Nova Scotia Health registered respiratory therapist leads national survey on the field’s pandemic experience

Claire Ward, registered respiratory therapist and quality leader with the Perioperative Services team.

Claire Ward is a registered respiratory therapist and quality leader with the Perioperative Services team at Nova Scotia Health’s QEII Health Sciences Centre, where she works as an anesthesia assistant in the operating room.

She is tasked with airway management, a critical element that keeps patients alive when unconscious during surgery and more recently in the treatment of COVID-19 patients.

“Since all COVID-19 patients admitted to hospital require the care of a respiratory therapist, there is a high risk of virus exposure given the demand for these professionals in treating patients,” said Ward.  

And the work is intense.

Given her experience at the height of the pandemic, Ward wondered how others in the field were coping with the pandemic given the demands of their job and the nature of their work.
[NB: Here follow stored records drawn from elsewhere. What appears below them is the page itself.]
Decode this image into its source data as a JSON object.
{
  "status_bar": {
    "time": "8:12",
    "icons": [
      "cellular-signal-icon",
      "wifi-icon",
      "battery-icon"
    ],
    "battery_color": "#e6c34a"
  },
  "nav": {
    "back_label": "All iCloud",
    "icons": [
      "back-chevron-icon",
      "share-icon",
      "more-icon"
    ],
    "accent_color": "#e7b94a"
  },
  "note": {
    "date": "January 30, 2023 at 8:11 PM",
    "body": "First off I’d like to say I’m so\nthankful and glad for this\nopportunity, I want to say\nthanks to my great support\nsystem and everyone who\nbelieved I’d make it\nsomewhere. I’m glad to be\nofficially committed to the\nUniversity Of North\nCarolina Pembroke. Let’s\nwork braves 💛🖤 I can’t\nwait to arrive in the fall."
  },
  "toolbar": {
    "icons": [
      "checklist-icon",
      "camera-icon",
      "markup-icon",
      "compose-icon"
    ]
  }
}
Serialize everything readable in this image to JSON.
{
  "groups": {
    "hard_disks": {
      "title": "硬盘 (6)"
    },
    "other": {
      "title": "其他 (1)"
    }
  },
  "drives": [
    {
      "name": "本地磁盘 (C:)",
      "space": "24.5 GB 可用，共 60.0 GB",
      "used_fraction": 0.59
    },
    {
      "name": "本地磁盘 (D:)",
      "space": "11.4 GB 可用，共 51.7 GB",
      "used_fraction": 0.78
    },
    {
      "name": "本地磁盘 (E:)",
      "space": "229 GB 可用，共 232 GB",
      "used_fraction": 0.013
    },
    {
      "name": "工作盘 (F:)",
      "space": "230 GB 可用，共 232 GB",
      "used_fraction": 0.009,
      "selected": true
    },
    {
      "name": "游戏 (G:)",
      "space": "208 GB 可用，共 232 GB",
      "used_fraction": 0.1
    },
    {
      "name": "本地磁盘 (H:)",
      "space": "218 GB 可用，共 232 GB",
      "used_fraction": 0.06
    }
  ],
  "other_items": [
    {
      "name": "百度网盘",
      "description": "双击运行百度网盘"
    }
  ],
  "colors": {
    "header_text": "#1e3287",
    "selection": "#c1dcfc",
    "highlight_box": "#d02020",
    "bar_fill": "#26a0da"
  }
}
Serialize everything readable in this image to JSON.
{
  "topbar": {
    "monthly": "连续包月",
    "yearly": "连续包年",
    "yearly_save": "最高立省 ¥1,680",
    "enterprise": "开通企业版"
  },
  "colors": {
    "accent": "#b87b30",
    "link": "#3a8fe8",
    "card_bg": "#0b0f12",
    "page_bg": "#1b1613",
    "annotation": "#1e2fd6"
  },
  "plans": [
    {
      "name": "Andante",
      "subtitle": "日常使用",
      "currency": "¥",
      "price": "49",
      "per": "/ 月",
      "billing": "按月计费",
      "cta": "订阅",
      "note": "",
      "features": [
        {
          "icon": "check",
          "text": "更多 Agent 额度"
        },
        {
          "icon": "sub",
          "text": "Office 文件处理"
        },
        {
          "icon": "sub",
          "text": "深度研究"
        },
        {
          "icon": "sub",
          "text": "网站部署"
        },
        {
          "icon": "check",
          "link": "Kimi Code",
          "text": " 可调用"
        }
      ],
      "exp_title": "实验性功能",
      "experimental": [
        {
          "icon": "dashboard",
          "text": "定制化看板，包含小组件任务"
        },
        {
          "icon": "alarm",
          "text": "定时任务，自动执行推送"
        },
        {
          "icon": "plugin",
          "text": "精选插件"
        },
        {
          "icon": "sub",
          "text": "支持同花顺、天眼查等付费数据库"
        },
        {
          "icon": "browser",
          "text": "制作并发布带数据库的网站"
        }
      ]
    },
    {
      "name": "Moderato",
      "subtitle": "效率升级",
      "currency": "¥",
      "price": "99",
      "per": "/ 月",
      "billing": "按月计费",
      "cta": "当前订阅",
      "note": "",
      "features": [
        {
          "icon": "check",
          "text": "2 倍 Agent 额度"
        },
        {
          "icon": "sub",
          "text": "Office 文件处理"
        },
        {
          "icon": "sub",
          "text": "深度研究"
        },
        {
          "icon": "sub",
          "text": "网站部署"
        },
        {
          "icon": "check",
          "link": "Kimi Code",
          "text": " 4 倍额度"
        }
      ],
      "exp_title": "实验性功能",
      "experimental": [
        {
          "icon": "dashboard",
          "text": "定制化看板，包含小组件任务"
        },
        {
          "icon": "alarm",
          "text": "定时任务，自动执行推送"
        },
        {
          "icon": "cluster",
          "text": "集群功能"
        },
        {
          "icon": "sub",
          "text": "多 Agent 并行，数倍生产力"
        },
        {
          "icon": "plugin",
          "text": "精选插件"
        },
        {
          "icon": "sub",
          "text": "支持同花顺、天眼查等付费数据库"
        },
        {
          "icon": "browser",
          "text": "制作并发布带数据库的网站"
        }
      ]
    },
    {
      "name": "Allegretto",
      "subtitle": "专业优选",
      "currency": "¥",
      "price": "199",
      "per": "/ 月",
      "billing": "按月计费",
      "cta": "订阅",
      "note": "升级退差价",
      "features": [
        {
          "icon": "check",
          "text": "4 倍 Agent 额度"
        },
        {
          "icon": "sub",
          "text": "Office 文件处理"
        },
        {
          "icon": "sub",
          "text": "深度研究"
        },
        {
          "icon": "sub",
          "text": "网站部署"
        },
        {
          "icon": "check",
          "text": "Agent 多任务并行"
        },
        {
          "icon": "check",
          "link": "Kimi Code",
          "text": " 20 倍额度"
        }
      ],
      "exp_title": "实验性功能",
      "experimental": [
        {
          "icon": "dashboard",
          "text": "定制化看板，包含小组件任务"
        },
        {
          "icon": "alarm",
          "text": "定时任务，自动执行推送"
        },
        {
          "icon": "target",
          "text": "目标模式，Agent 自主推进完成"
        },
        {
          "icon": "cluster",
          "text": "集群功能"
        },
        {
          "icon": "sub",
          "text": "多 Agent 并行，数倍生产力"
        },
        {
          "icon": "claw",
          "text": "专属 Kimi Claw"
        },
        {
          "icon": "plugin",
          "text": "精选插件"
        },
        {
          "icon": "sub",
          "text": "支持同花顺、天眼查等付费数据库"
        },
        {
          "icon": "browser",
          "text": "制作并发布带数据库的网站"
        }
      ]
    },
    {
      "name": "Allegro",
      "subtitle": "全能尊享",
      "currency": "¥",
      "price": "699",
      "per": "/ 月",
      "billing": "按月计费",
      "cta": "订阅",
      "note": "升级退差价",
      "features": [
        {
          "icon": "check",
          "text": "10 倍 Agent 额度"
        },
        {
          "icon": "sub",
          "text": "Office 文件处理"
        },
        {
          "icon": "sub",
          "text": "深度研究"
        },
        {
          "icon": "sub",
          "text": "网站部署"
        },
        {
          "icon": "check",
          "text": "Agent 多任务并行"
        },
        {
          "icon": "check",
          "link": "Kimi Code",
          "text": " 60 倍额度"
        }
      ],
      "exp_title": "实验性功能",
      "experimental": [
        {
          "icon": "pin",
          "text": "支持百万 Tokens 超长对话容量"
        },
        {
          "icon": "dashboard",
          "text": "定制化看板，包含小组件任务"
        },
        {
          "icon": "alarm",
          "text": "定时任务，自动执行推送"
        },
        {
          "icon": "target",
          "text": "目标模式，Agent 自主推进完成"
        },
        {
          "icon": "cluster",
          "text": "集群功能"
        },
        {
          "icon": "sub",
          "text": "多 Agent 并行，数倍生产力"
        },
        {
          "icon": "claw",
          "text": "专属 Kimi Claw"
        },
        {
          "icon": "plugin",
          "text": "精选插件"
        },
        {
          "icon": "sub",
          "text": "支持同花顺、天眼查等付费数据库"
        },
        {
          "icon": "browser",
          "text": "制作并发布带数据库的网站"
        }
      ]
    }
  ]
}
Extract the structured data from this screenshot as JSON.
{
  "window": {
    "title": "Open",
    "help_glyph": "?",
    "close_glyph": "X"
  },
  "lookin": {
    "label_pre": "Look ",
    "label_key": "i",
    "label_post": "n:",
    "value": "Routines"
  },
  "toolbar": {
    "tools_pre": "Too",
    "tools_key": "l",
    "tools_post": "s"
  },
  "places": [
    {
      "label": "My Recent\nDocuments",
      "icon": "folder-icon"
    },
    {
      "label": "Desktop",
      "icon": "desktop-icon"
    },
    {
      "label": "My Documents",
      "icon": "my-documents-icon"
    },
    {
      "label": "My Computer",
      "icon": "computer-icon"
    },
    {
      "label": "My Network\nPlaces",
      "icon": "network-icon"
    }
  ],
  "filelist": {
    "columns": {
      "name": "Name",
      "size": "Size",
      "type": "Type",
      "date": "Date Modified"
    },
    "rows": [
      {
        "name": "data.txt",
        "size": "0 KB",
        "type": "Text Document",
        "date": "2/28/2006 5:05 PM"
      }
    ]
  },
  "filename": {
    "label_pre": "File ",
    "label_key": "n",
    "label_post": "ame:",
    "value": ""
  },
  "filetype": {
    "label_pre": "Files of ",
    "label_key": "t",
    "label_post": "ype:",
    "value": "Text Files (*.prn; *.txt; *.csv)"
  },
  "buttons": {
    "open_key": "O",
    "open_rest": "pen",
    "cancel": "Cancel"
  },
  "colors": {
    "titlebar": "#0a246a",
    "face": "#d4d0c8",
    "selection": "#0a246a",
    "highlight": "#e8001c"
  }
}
She was compelled to reach out to her counterparts across the country to find out their collective experience.

This is how she came to be leading the first national survey of respiratory therapists.

“We’ve been fortunate to hear the stories of the experiences of nurses and doctors,” said Ward, “But the voice of the [registered respiratory therapist] was not present in those accounts of front line workers caring for COVID-19 patients.”  

Working with Dr. Jillian Banfield, PhD from the IWK Health Centre and Paul Brousseau, registered respiratory therapist at the QEII Health Sciences Centre, they developed a questionnaire to survey respiratory therapists from across the country in order to capture their COVID-19 work-related experiences.  

“The Canadian Society of Respiratory Therapists helped support the dissemination of the survey, which has helped us to form a national snapshot of respiratory therapists’ experience” said Ward. “We did a poster presentation on what we found at the society’s conference last fall, and then went on to submit the survey findings to the Canadian Journal of Respiratory Therapy.”

The role of a respiratory therapist has been vital in the airway management and treatment of hospitalized COVID-19 patients. 

Working alongside the interprofessional practice team of nurses and physicians, they often found themselves at the bedside of a patient for hours, compared to pre-COVID times, where respiratory therapists would typically circulate between patients, working with the care team members between areas like the intensive care unit or emergency department.  

“Due to the restrictions required to prevent virus spread, movement between units is limited,” explained Ward. “Add to that the donning and changing of PPE between patient visits further limits movements of team members.”  

As a result, respiratory therapists were finding that they were caring for a single patient for longer periods of time. 

Ward sees it as a matter of all team members answering the call to care for people who are very ill during an extremely unique and difficult time. 

“We are called to see patients who are very ill and you take those concerns for them home with you, in addition to worrying about putting your own family at risk of the virus, because the intubation and extubating of patients is a high-risk activity in terms of virus spread.” 

Ward points out that from their national survey, almost 60 per cent of respiratory therapists have cared for a COVID-19 patient, and almost half have cared for one who was intubated.  

Emma Hart, a clinical team leader for the respiratory therapy department who works as part of the Emergency Airway Response Team at the QEII Health Sciences Centre and Dartmouth General Hospital, completed the national survey led by Ward.  

She explained that registered respiratory therapists have the unique experience of travelling the COVID-19 journey with their patients.  

“We see the patient when they arrive in emergency where we first care for them. We see them again when they are admitted to the [intensive care unit], and as they recover on the unit. Sometimes we see them when they are getting ready to be discharged from the hospital, and that is an amazing part of the job.”